Could you restate all of the records exactly, leaving out the pictures?

Start of INFORMATION GIVEN

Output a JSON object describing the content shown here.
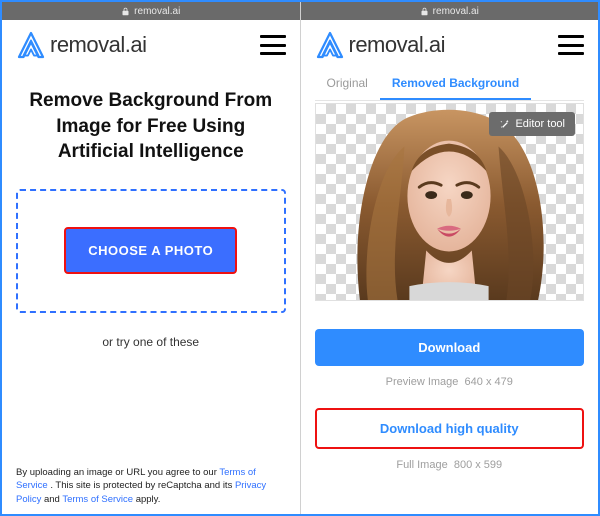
{
  "site": {
    "domain": "removal.ai",
    "brand": "removal.ai"
  },
  "left": {
    "headline": "Remove Background From Image for Free Using Artificial Intelligence",
    "choose_photo": "CHOOSE A PHOTO",
    "or_try": "or try one of these",
    "legal_prefix": "By uploading an image or URL you agree to our ",
    "tos": "Terms of Service",
    "legal_mid": " . This site is protected by reCaptcha and its ",
    "privacy": "Privacy Policy",
    "legal_and": " and ",
    "legal_apply": " apply."
  },
  "right": {
    "tabs": {
      "original": "Original",
      "removed": "Removed Background"
    },
    "editor_tool": "Editor tool",
    "download": "Download",
    "preview_label": "Preview Image",
    "preview_dim": "640 x 479",
    "download_hq": "Download high quality",
    "full_label": "Full Image",
    "full_dim": "800 x 599"
  }
}
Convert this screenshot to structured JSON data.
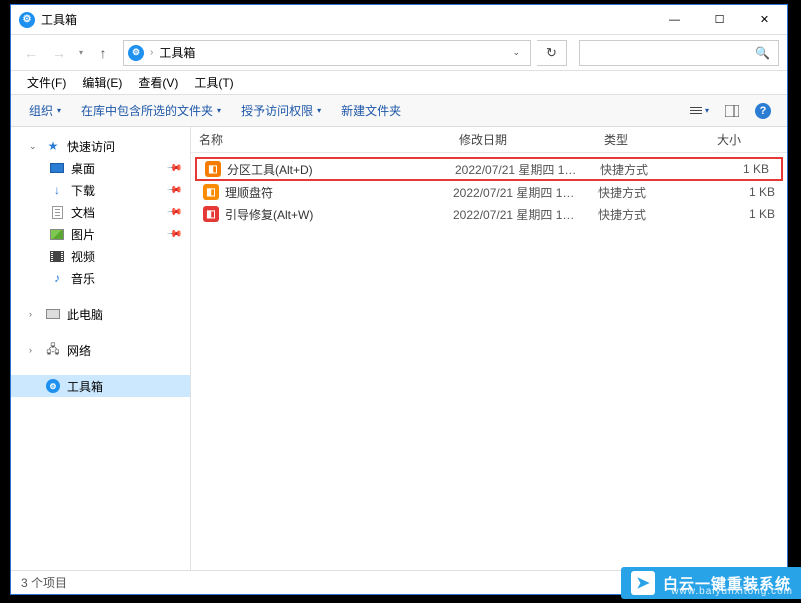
{
  "window": {
    "title": "工具箱",
    "minimize": "—",
    "maximize": "☐",
    "close": "✕"
  },
  "nav": {
    "back": "←",
    "forward": "→",
    "history_drop": "▾",
    "up": "↑",
    "separator": "›",
    "location": "工具箱",
    "addr_drop": "⌄",
    "refresh": "↻",
    "search_icon": "🔍"
  },
  "menubar": {
    "file": "文件(F)",
    "edit": "编辑(E)",
    "view": "查看(V)",
    "tools": "工具(T)"
  },
  "toolbar": {
    "organize": "组织",
    "include_in_library": "在库中包含所选的文件夹",
    "grant_access": "授予访问权限",
    "new_folder": "新建文件夹",
    "drop": "▾",
    "view_drop": "▾",
    "help": "?"
  },
  "sidebar": {
    "quick_access": "快速访问",
    "desktop": "桌面",
    "downloads": "下载",
    "documents": "文档",
    "pictures": "图片",
    "videos": "视频",
    "music": "音乐",
    "this_pc": "此电脑",
    "network": "网络",
    "toolbox": "工具箱",
    "pin": "📌",
    "caret_down": "⌄",
    "caret_right": "›"
  },
  "columns": {
    "name": "名称",
    "date": "修改日期",
    "type": "类型",
    "size": "大小"
  },
  "files": [
    {
      "name": "分区工具(Alt+D)",
      "date": "2022/07/21 星期四 1…",
      "type": "快捷方式",
      "size": "1 KB",
      "icon": "fi-orange"
    },
    {
      "name": "理顺盘符",
      "date": "2022/07/21 星期四 1…",
      "type": "快捷方式",
      "size": "1 KB",
      "icon": "fi-orange2"
    },
    {
      "name": "引导修复(Alt+W)",
      "date": "2022/07/21 星期四 1…",
      "type": "快捷方式",
      "size": "1 KB",
      "icon": "fi-red"
    }
  ],
  "statusbar": {
    "item_count": "3 个项目"
  },
  "watermark": {
    "brand": "白云一键重装系统",
    "url": "www.baiyunxitong.com",
    "icon": "➤"
  }
}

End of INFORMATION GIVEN

SOLVED PROBLEM:
Output a JSON object describing the content shown here.
{
  "site": {
    "domain": "removal.ai",
    "brand": "removal.ai"
  },
  "left": {
    "headline": "Remove Background From Image for Free Using Artificial Intelligence",
    "choose_photo": "CHOOSE A PHOTO",
    "or_try": "or try one of these",
    "legal_prefix": "By uploading an image or URL you agree to our ",
    "tos": "Terms of Service",
    "legal_mid": " . This site is protected by reCaptcha and its ",
    "privacy": "Privacy Policy",
    "legal_and": " and ",
    "legal_apply": " apply."
  },
  "right": {
    "tabs": {
      "original": "Original",
      "removed": "Removed Background"
    },
    "editor_tool": "Editor tool",
    "download": "Download",
    "preview_label": "Preview Image",
    "preview_dim": "640 x 479",
    "download_hq": "Download high quality",
    "full_label": "Full Image",
    "full_dim": "800 x 599"
  }
}
Convert this screenshot to structured JSON data.
{
  "window": {
    "title": "工具箱",
    "minimize": "—",
    "maximize": "☐",
    "close": "✕"
  },
  "nav": {
    "back": "←",
    "forward": "→",
    "history_drop": "▾",
    "up": "↑",
    "separator": "›",
    "location": "工具箱",
    "addr_drop": "⌄",
    "refresh": "↻",
    "search_icon": "🔍"
  },
  "menubar": {
    "file": "文件(F)",
    "edit": "编辑(E)",
    "view": "查看(V)",
    "tools": "工具(T)"
  },
  "toolbar": {
    "organize": "组织",
    "include_in_library": "在库中包含所选的文件夹",
    "grant_access": "授予访问权限",
    "new_folder": "新建文件夹",
    "drop": "▾",
    "view_drop": "▾",
    "help": "?"
  },
  "sidebar": {
    "quick_access": "快速访问",
    "desktop": "桌面",
    "downloads": "下载",
    "documents": "文档",
    "pictures": "图片",
    "videos": "视频",
    "music": "音乐",
    "this_pc": "此电脑",
    "network": "网络",
    "toolbox": "工具箱",
    "pin": "📌",
    "caret_down": "⌄",
    "caret_right": "›"
  },
  "columns": {
    "name": "名称",
    "date": "修改日期",
    "type": "类型",
    "size": "大小"
  },
  "files": [
    {
      "name": "分区工具(Alt+D)",
      "date": "2022/07/21 星期四 1…",
      "type": "快捷方式",
      "size": "1 KB",
      "icon": "fi-orange"
    },
    {
      "name": "理顺盘符",
      "date": "2022/07/21 星期四 1…",
      "type": "快捷方式",
      "size": "1 KB",
      "icon": "fi-orange2"
    },
    {
      "name": "引导修复(Alt+W)",
      "date": "2022/07/21 星期四 1…",
      "type": "快捷方式",
      "size": "1 KB",
      "icon": "fi-red"
    }
  ],
  "statusbar": {
    "item_count": "3 个项目"
  },
  "watermark": {
    "brand": "白云一键重装系统",
    "url": "www.baiyunxitong.com",
    "icon": "➤"
  }
}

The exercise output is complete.